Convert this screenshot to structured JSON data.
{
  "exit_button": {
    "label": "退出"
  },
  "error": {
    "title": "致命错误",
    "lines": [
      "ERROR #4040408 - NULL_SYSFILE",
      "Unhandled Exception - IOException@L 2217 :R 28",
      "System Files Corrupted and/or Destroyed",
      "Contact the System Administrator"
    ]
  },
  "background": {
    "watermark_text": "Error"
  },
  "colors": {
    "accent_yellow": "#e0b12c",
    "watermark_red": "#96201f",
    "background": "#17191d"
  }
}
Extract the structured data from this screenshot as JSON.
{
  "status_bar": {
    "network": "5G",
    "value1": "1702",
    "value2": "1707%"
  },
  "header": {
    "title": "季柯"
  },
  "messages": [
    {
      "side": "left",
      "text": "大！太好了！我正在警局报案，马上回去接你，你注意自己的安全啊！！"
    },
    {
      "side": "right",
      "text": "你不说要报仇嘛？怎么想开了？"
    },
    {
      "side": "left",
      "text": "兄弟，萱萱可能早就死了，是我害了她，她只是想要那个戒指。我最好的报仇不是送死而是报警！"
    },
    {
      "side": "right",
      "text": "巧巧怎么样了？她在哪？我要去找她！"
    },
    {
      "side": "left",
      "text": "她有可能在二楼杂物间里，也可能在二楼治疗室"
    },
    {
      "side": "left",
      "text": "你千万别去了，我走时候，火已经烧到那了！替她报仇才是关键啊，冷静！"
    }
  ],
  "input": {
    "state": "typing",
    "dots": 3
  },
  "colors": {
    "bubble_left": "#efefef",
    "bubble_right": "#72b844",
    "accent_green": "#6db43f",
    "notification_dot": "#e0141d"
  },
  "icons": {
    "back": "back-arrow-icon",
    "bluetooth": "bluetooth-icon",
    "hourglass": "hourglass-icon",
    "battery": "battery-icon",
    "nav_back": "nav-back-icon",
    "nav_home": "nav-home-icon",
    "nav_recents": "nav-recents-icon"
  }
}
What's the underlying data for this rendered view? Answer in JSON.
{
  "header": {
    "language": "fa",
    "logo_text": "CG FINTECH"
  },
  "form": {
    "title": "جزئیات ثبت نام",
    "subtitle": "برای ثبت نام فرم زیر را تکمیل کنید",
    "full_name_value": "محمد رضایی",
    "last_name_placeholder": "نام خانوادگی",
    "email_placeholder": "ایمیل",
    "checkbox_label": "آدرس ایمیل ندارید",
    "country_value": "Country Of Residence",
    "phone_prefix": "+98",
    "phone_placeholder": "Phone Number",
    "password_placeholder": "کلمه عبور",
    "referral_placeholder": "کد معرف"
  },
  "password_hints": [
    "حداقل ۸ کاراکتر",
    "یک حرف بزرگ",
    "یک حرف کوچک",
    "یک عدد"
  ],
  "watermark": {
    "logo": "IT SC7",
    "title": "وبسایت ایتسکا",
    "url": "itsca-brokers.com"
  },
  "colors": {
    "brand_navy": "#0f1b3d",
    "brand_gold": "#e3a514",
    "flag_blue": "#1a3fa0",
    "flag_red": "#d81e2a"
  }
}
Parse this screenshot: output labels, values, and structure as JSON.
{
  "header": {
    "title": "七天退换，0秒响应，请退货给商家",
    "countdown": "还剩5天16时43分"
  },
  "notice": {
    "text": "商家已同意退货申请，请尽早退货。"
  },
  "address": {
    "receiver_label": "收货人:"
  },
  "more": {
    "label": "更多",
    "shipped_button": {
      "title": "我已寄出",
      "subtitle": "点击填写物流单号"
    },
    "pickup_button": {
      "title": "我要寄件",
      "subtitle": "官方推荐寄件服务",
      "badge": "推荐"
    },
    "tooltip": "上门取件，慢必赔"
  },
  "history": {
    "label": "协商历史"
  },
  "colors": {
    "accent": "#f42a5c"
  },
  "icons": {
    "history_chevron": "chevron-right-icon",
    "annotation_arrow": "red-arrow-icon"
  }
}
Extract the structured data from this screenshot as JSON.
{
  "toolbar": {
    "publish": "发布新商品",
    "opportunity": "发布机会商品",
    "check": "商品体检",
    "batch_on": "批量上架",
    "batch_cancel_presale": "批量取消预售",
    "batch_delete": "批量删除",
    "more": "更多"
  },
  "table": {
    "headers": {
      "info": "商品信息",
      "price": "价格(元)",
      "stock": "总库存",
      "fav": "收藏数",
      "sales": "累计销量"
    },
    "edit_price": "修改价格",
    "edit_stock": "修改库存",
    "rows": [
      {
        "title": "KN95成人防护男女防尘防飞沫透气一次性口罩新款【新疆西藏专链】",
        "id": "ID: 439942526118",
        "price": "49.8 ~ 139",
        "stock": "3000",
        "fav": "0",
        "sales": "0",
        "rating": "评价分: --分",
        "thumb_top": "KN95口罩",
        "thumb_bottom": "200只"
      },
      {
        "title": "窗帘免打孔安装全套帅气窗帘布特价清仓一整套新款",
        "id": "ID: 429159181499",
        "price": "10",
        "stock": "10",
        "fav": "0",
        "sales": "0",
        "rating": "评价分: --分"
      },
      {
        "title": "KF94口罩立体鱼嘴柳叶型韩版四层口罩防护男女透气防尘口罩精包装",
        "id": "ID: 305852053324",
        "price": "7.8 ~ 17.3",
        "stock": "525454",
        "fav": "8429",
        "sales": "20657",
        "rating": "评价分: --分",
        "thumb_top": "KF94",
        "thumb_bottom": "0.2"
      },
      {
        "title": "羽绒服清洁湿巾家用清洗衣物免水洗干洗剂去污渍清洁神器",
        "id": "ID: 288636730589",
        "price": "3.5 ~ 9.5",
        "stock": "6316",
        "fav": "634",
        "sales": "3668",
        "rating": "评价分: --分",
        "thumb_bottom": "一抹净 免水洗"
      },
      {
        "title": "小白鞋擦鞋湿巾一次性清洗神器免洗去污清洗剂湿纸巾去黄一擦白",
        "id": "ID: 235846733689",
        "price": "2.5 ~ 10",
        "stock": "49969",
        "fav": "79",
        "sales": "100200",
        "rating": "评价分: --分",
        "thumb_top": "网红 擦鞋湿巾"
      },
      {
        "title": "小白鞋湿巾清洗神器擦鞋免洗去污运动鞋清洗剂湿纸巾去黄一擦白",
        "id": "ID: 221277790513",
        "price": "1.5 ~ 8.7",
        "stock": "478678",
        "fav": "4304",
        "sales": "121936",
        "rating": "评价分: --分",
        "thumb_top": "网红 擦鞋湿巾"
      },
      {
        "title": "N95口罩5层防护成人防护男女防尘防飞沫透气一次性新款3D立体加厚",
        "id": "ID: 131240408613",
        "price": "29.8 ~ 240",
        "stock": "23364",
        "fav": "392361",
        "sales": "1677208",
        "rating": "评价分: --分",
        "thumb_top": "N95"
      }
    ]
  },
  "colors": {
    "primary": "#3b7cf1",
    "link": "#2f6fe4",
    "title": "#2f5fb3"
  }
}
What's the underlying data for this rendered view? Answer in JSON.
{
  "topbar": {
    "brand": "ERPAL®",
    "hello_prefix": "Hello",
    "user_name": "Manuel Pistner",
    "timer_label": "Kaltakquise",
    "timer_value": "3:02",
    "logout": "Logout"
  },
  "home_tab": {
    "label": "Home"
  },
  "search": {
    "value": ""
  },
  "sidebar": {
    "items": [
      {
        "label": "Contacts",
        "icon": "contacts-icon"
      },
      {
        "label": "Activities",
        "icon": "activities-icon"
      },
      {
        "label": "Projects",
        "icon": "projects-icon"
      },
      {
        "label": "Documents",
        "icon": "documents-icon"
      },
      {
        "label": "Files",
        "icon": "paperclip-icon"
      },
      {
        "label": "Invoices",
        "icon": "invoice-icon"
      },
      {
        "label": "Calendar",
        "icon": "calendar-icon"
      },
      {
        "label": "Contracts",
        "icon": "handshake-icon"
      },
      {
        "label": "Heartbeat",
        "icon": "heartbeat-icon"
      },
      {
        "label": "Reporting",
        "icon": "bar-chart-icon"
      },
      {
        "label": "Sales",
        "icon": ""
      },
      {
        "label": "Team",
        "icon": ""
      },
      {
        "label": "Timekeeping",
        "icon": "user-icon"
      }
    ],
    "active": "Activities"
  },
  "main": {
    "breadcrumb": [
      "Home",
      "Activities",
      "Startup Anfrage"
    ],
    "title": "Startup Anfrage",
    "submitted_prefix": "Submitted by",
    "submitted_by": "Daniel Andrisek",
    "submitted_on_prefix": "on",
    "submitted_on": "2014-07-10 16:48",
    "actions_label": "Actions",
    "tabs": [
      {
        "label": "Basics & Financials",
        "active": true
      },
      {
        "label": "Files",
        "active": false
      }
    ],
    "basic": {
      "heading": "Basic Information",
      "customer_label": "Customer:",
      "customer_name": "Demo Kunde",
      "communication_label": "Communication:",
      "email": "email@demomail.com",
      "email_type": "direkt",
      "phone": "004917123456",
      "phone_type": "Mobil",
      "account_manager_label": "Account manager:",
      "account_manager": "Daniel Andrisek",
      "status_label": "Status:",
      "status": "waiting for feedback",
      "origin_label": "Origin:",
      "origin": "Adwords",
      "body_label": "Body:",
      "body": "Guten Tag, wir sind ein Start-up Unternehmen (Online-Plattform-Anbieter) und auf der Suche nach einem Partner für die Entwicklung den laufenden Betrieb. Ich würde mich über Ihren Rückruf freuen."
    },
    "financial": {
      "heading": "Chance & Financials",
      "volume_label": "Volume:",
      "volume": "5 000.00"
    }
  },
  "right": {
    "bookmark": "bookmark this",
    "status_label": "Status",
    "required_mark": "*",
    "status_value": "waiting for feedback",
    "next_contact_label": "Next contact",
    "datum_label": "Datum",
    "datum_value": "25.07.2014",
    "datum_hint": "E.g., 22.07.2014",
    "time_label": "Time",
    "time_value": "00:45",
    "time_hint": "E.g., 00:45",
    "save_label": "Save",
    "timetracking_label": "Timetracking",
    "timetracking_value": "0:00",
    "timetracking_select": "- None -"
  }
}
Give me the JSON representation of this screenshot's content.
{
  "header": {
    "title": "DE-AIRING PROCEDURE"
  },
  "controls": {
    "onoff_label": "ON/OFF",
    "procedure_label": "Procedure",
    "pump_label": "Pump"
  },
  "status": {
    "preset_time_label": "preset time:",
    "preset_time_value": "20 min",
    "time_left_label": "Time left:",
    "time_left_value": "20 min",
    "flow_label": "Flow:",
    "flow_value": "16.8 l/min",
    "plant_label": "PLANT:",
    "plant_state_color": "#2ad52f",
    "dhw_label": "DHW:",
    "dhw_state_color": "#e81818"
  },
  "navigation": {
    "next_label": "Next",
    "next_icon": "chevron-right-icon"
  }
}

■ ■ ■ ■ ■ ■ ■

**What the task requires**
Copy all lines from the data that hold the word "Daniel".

**Exercise response**
    "submitted_by": "Daniel Andrisek",
      "account_manager": "Daniel Andrisek",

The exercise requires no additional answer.